I thought a little about it and came to following possible reason: After a bird-strike on final, the pilots will continue landing. It would be unwise not to land immediately. For the passengers it will look like a normal landing. If the bird damages the engine, there is only a small change of sound, because the engines are running very low.
However, when a bird-strike occurs while taking off, there is immediate action taken by the pilots. And because the engines are at or near full thrust, the sound of a dying engine can be perceived by the passengers. Last but not least, a departing aircraft has a much higher speed than a landing one, which means more damage.
So, for newspapers, a bird-strike at take-off is more dramatic and drama sells.
- More damage to the plane than a bird-strike on final
- Passengers not reaching their destination
- Dramatic passenger interviews about their "near-death-experience"
A newspaper is not interested in a bird-strike on final, where everything went fine and no passenger noticed anything.

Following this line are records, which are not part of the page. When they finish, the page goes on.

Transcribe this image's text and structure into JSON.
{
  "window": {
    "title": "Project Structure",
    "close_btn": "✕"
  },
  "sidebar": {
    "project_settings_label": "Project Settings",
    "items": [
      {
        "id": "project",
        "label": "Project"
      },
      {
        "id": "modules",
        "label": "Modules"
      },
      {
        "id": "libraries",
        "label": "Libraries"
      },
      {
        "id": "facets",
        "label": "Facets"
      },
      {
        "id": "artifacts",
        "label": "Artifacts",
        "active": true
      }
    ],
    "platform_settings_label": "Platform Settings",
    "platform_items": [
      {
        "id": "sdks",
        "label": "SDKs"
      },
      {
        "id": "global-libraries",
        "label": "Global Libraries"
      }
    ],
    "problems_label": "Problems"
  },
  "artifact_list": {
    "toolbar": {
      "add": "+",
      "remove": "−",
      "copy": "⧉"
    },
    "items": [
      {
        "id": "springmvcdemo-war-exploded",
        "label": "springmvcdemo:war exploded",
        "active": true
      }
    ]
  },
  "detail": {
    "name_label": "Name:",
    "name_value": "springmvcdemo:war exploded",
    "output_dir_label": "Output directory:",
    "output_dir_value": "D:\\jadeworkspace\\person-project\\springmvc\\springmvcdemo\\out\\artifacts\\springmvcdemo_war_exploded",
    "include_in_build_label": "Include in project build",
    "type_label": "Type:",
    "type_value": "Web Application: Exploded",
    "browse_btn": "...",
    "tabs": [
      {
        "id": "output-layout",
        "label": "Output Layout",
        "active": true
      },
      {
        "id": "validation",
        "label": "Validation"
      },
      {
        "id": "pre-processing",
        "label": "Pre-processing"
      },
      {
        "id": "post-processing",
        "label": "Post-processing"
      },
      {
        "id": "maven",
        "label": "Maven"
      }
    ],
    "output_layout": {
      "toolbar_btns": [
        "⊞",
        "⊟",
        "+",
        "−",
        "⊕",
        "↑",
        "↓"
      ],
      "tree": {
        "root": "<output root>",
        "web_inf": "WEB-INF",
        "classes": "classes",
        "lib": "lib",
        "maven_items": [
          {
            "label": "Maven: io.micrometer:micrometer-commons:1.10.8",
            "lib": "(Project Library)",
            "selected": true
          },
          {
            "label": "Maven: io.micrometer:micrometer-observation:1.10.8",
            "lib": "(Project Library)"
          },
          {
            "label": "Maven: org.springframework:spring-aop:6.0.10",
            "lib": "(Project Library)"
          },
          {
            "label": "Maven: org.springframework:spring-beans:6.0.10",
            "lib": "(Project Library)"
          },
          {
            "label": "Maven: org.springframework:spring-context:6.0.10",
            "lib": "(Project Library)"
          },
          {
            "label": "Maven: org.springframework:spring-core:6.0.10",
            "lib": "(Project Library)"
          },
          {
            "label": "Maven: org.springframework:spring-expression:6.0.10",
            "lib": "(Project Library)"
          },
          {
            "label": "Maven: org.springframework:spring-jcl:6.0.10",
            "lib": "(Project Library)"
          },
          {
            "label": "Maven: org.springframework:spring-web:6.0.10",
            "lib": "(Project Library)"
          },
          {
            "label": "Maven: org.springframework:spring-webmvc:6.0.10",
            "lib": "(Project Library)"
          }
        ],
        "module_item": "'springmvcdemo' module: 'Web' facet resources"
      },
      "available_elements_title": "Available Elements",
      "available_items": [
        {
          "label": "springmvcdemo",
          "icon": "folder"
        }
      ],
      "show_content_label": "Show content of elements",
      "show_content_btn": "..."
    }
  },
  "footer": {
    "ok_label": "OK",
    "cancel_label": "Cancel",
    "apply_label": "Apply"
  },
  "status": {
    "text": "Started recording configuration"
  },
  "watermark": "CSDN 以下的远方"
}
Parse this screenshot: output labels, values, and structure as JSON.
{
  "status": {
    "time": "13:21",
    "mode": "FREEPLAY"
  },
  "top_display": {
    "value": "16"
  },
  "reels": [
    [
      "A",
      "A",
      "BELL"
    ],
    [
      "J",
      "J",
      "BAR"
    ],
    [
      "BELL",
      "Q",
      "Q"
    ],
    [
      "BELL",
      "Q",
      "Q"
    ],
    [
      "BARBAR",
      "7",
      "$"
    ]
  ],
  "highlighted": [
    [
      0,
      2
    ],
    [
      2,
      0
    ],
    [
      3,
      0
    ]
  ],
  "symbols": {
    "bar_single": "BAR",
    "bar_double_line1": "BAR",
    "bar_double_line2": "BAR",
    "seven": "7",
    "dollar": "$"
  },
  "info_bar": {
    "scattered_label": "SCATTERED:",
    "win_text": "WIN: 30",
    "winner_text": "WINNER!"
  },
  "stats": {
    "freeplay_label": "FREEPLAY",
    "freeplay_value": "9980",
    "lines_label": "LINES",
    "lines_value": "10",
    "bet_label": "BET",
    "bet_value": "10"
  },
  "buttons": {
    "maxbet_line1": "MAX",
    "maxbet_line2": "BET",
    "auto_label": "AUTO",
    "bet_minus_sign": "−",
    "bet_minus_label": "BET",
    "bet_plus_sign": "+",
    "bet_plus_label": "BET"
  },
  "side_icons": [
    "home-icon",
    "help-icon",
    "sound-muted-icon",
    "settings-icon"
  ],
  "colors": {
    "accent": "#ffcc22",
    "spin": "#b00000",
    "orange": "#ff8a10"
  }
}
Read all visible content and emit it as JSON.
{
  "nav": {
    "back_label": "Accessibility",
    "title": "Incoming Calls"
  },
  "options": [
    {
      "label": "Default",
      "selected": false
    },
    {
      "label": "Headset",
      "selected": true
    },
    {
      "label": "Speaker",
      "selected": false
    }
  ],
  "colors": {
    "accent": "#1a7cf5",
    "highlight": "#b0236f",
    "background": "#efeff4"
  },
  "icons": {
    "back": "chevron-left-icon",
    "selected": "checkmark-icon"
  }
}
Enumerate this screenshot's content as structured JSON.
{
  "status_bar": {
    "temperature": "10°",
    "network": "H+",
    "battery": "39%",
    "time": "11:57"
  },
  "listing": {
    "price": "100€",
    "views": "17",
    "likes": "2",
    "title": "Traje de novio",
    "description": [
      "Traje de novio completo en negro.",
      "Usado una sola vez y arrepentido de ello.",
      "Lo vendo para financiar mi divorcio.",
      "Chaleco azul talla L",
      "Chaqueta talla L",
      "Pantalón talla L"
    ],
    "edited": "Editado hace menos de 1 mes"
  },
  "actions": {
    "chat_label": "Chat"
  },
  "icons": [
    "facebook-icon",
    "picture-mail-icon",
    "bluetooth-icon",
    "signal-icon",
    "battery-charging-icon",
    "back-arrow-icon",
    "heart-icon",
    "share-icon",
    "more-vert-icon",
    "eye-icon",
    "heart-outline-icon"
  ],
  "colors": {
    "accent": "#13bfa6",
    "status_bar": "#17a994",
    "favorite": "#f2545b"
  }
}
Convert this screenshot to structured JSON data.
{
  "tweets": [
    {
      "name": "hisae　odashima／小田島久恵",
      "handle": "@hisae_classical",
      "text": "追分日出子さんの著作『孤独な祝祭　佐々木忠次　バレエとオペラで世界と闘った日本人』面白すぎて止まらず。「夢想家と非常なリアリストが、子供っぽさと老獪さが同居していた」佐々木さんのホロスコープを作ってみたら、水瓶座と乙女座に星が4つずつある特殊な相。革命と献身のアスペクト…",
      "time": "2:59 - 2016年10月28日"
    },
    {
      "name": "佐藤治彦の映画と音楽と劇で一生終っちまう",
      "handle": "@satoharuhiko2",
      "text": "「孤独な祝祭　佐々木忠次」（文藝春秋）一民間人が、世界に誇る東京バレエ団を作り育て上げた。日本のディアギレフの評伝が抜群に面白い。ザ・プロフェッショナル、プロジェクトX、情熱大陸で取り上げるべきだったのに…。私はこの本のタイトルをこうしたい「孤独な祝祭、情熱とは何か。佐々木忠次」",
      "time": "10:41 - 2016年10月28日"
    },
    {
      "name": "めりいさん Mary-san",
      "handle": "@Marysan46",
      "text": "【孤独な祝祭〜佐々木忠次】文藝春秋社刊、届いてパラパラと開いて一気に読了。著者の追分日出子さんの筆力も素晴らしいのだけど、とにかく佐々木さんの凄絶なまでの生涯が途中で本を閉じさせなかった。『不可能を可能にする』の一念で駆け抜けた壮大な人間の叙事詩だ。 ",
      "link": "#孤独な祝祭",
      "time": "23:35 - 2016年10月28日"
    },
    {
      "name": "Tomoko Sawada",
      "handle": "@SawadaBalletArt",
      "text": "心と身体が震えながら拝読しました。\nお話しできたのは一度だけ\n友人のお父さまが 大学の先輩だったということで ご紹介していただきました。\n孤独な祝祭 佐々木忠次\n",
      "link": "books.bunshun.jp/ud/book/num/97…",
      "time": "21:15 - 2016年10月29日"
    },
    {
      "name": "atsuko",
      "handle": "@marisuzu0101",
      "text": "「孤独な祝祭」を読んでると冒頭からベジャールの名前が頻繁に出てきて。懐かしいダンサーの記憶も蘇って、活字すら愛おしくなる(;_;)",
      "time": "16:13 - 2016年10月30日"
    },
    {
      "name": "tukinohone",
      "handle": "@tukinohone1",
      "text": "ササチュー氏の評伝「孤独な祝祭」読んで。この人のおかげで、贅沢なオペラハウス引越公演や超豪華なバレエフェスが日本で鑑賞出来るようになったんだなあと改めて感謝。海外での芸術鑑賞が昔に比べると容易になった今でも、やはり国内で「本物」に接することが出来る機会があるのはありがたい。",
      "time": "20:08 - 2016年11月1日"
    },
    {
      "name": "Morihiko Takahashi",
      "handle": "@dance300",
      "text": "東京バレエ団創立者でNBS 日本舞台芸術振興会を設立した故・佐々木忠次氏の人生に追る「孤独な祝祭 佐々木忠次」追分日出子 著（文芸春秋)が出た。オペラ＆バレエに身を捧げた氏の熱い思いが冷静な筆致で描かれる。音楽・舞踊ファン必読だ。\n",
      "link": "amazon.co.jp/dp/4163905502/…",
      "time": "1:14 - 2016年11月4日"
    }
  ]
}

To support my theorem, I googled "bird strike" and clicked on the "News"-tab. I looked through every article that had to do something with an bird-strike incident. 5 out of 6 articles were about a bird-strike on take-off. That's over 80%.
If its true that birdstrikes are more common on landing, a possible reason for this could be noise.
Aircraft taking off at 100% power are making a lot more noise than an aircraft on final at or near idle. Birds flying through the air may not hear an idling aircraft coming from behind. Keep in mind that a bird flying through the air at 30 or 40 knots has a lot of wind noise around its head, (similar to sticking your head out the window of your car), so unless the aircraft is making a lot of noise (such as during take-off) the bird may not turn its head to see the 737 approaching from behind.